Realistic occupations frequently involve work activities that include practical, hands-on problems and solutions. They often deal with plants, animals, and real-world materials like wood, tools, and machinery. Many of the occupations require working outside, and do not involve a lot of paperwork or working closely with others.
Enterprising
Enterprising occupations frequently involve starting up and carrying out projects. These occupations can involve leading people and making many decisions. Sometimes they require risk taking and often deal with business.
Social
Social occupations frequently involve working with, communicating with, and teaching people. These occupations often involve helping or providing service to others.
Investigative
Investigative occupations frequently involve working with ideas, and require an extensive amount of thinking. These occupations can involve searching for facts and figuring out problems mentally.
Conventional
Conventional occupations frequently involve following set procedures and routines. These occupations can include working with data and details more than with ideas. Usually there is a clear line of authority to follow.

Work Style

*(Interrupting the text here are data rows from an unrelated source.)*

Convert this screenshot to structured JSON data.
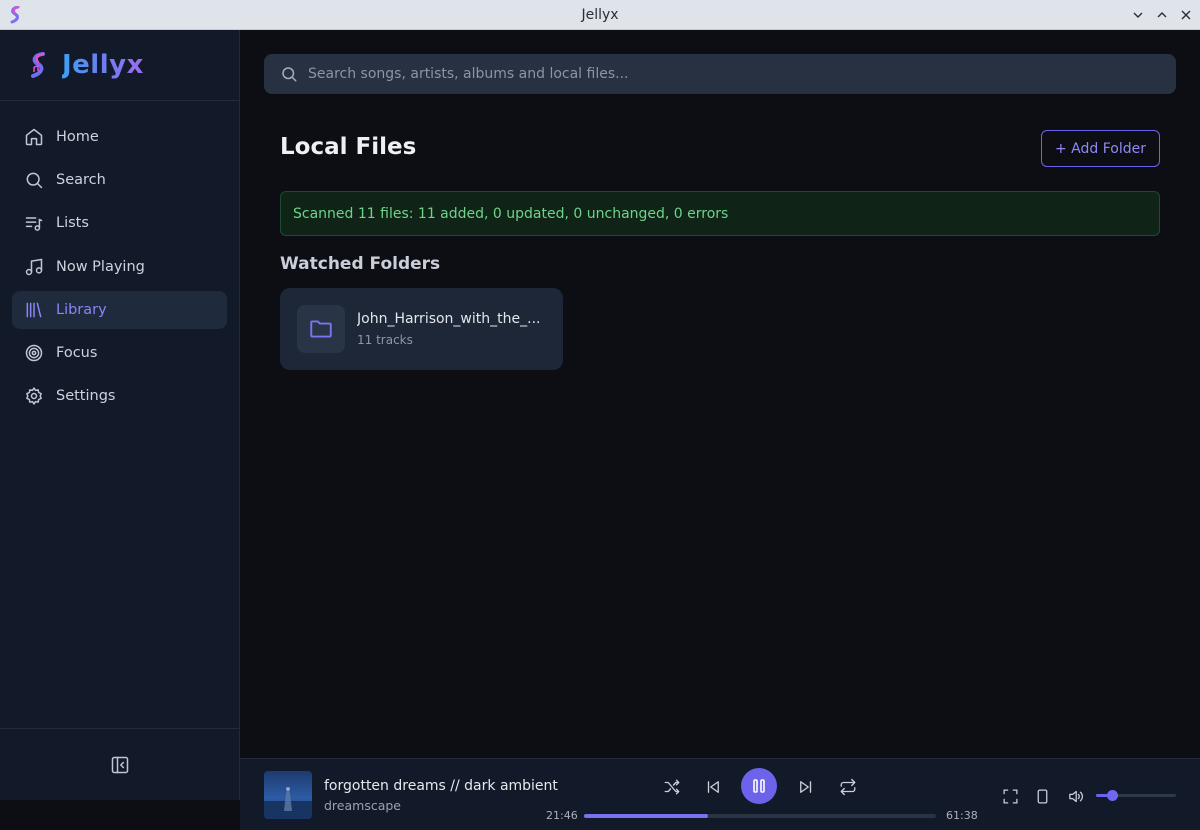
{
  "window": {
    "title": "Jellyx"
  },
  "brand": {
    "name": "Jellyx"
  },
  "sidebar": {
    "items": [
      {
        "label": "Home",
        "icon": "home-icon"
      },
      {
        "label": "Search",
        "icon": "search-icon"
      },
      {
        "label": "Lists",
        "icon": "list-music-icon"
      },
      {
        "label": "Now Playing",
        "icon": "music-note-icon"
      },
      {
        "label": "Library",
        "icon": "library-icon",
        "active": true
      },
      {
        "label": "Focus",
        "icon": "target-icon"
      },
      {
        "label": "Settings",
        "icon": "gear-icon"
      }
    ]
  },
  "search": {
    "placeholder": "Search songs, artists, albums and local files..."
  },
  "page": {
    "title": "Local Files",
    "add_folder_label": "+ Add Folder",
    "scan_status": "Scanned 11 files: 11 added, 0 updated, 0 unchanged, 0 errors",
    "watched_title": "Watched Folders",
    "folders": [
      {
        "name": "John_Harrison_with_the_...",
        "count": "11 tracks"
      }
    ]
  },
  "player": {
    "track_title": "forgotten dreams // dark ambient",
    "artist": "dreamscape",
    "elapsed": "21:46",
    "duration": "61:38",
    "progress": 0.353,
    "volume": 0.2
  },
  "colors": {
    "accent": "#6c63ea",
    "sidebar_bg": "#121a2a",
    "main_bg": "#0d0e14",
    "success_text": "#6fd48b"
  }
}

Dependability
Job requires being reliable, responsible, and dependable, and fulfilling obligations.
Cooperation
Job requires being pleasant with others on the job and displaying a good-natured, cooperative attitude.
Attention to Detail
Job requires being careful about detail and thorough in completing work tasks.
Self Control
Job requires maintaining composure, keeping emotions in check, controlling anger, and avoiding aggressive behavior, even in very difficult situations.
Integrity
Job requires being honest and ethical.
Adaptability/Flexibility
Job requires being open to change (positive or negative) and to considerable variety in the workplace.
Initiative
Job requires a willingness to take on responsibilities and challenges.
Persistence
Job requires persistence in the face of obstacles.
Stress Tolerance
Job requires accepting criticism and dealing calmly and effectively with high stress situations.
Concern for Others
Job requires being sensitive to others' needs and feelings and being understanding and helpful on the job.

Work Values

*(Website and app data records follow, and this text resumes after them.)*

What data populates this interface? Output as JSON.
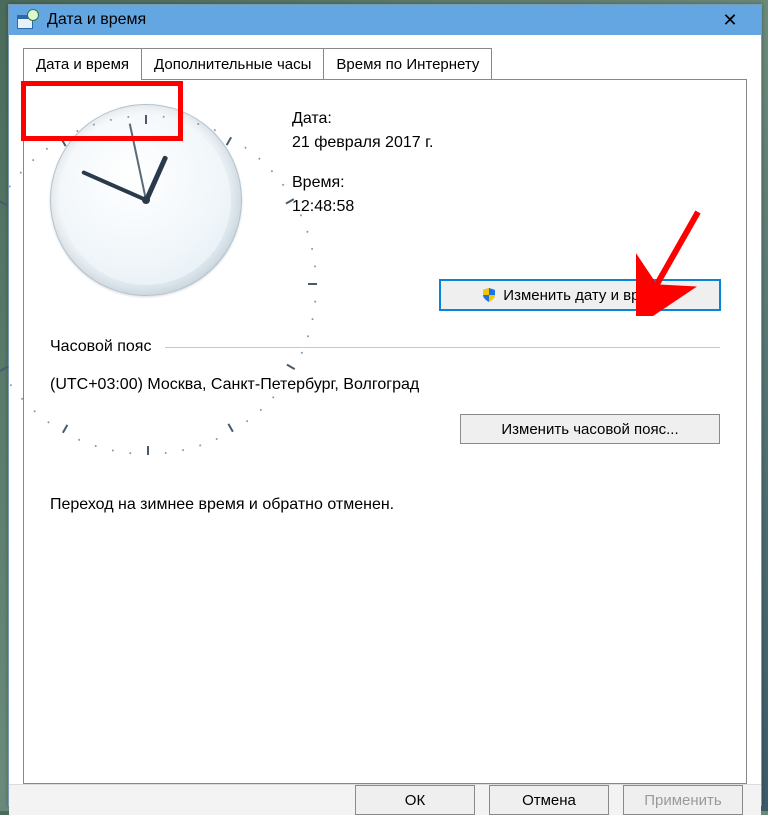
{
  "window": {
    "title": "Дата и время"
  },
  "tabs": [
    {
      "label": "Дата и время"
    },
    {
      "label": "Дополнительные часы"
    },
    {
      "label": "Время по Интернету"
    }
  ],
  "datetime": {
    "date_label": "Дата:",
    "date_value": "21 февраля 2017 г.",
    "time_label": "Время:",
    "time_value": "12:48:58",
    "change_button": "Изменить дату и время..."
  },
  "timezone": {
    "header": "Часовой пояс",
    "value": "(UTC+03:00) Москва, Санкт-Петербург, Волгоград",
    "change_button": "Изменить часовой пояс..."
  },
  "dst_notice": "Переход на зимнее время и обратно отменен.",
  "footer": {
    "ok": "ОК",
    "cancel": "Отмена",
    "apply": "Применить"
  },
  "clock": {
    "hour": 12,
    "minute": 48,
    "second": 58
  }
}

Independence
Occupations that satisfy this work value allow employees to work on their own and make decisions. Corresponding needs are Creativity, Responsibility and Autonomy.
Relationships
Occupations that satisfy this work value allow employees to provide service to others and work with co-workers in a friendly non-competitive environment. Corresponding needs are Co-workers, Moral Values and Social Service.
Achievement
Occupations that satisfy this work value are results oriented and allow employees to use their strongest abilities, giving them a feeling of accomplishment. Corresponding needs are Ability Utilization and Achievement.
Recognition
Occupations that satisfy this work value offer advancement, potential for leadership, and are often considered prestigious. Corresponding needs are Advancement, Authority, Recognition and Social Status.
Working Conditions
Occupations that satisfy this work value offer job security and good working conditions. Corresponding needs are Activity, Compensation, Independence, Security, Variety and Working Conditions.
Support
Occupations that satisfy this work value offer supportive management that stands behind employees. Corresponding needs are Company Policies, Supervision: Human Relations and Supervision: Technical.

Lay Titles

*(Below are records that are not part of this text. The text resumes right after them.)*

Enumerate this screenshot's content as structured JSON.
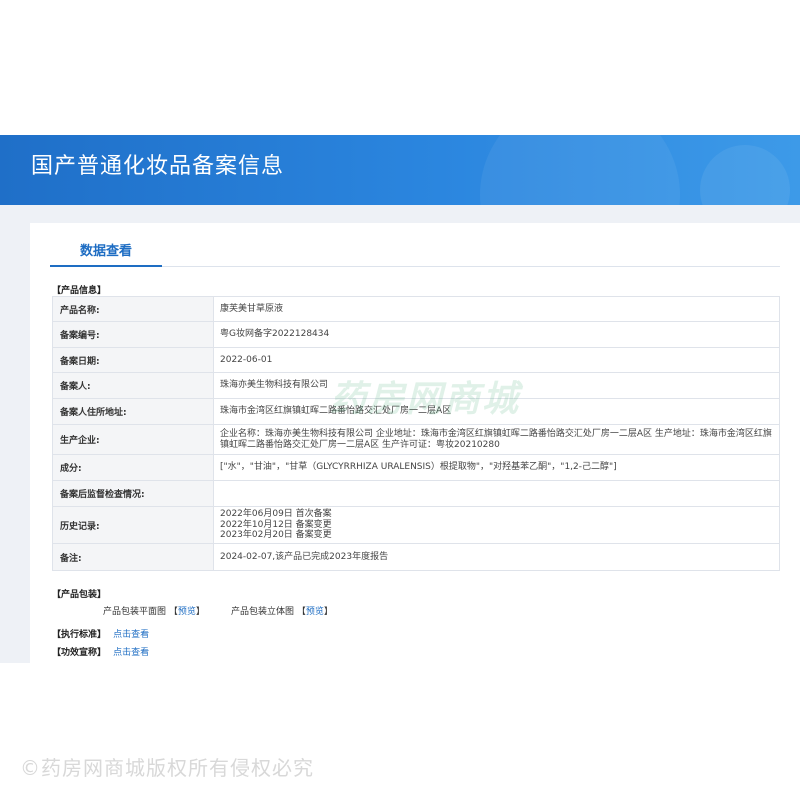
{
  "page": {
    "title": "国产普通化妆品备案信息"
  },
  "tab": {
    "label": "数据查看"
  },
  "sections": {
    "product_info": "【产品信息】",
    "product_package": "【产品包装】",
    "standard": "【执行标准】",
    "claim": "【功效宣称】"
  },
  "rows": [
    {
      "label": "产品名称:",
      "value": "康芙美甘草原液"
    },
    {
      "label": "备案编号:",
      "value": "粤G妆网备字2022128434"
    },
    {
      "label": "备案日期:",
      "value": "2022-06-01"
    },
    {
      "label": "备案人:",
      "value": "珠海亦美生物科技有限公司"
    },
    {
      "label": "备案人住所地址:",
      "value": "珠海市金湾区红旗镇虹晖二路番怡路交汇处厂房一二层A区"
    },
    {
      "label": "生产企业:",
      "value": "企业名称：珠海亦美生物科技有限公司 企业地址：珠海市金湾区红旗镇虹晖二路番怡路交汇处厂房一二层A区 生产地址：珠海市金湾区红旗镇虹晖二路番怡路交汇处厂房一二层A区 生产许可证：粤妆20210280"
    },
    {
      "label": "成分:",
      "value": "[\"水\"，\"甘油\"，\"甘草（GLYCYRRHIZA URALENSIS）根提取物\"，\"对羟基苯乙酮\"，\"1,2-己二醇\"]"
    },
    {
      "label": "备案后监督检查情况:",
      "value": ""
    },
    {
      "label": "历史记录:",
      "value": "",
      "history": [
        "2022年06月09日 首次备案",
        "2022年10月12日 备案变更",
        "2023年02月20日 备案变更"
      ]
    },
    {
      "label": "备注:",
      "value": "2024-02-07,该产品已完成2023年度报告"
    }
  ],
  "package": {
    "plan_label": "产品包装平面图",
    "plan_link": "预览",
    "stereo_label": "产品包装立体图",
    "stereo_link": "预览"
  },
  "links": {
    "standard_link": "点击查看",
    "claim_link": "点击查看"
  },
  "watermarks": {
    "center": "药房网商城",
    "bottom": "©药房网商城版权所有侵权必究"
  },
  "colors": {
    "banner": "#2b86df",
    "accent": "#1e6dc3",
    "label_bg": "#f4f5f7"
  }
}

Advertising Photographer
Aerial Photographer
Apprentice Photographer
Biological Photographer
Biomedical Photographer
Cameraman
Commercial Photographer
Crime Scene Photographer
Digital Photographer
Finish Photographer
Food Photographer
Forensic Photographer
Freelance Photographer
Industrial Photographer
Marine Photographer
Medical Photographer
News Photographer
Newspaper Photographer
Newspaper Photojournalist
Ophthalmic Photographer
Photo Editor
Photo Journalist
Photo-Optics Technician
Photographer
Photographer Assistant
Photographic Specialist
Photojournalist
Portrait Photographer
School Photographer
Scientific Photographer
Sports Photographer
Still Photographer
Street Photographer
Studio Photographer
Wedding Photographer
Wild Life Photographer
Wildlife Photographer

National Wages and Employment Info

Median Wages (2008):
$13.7 hourly, $28,490 annual.
Employment (2008):
56,140 employees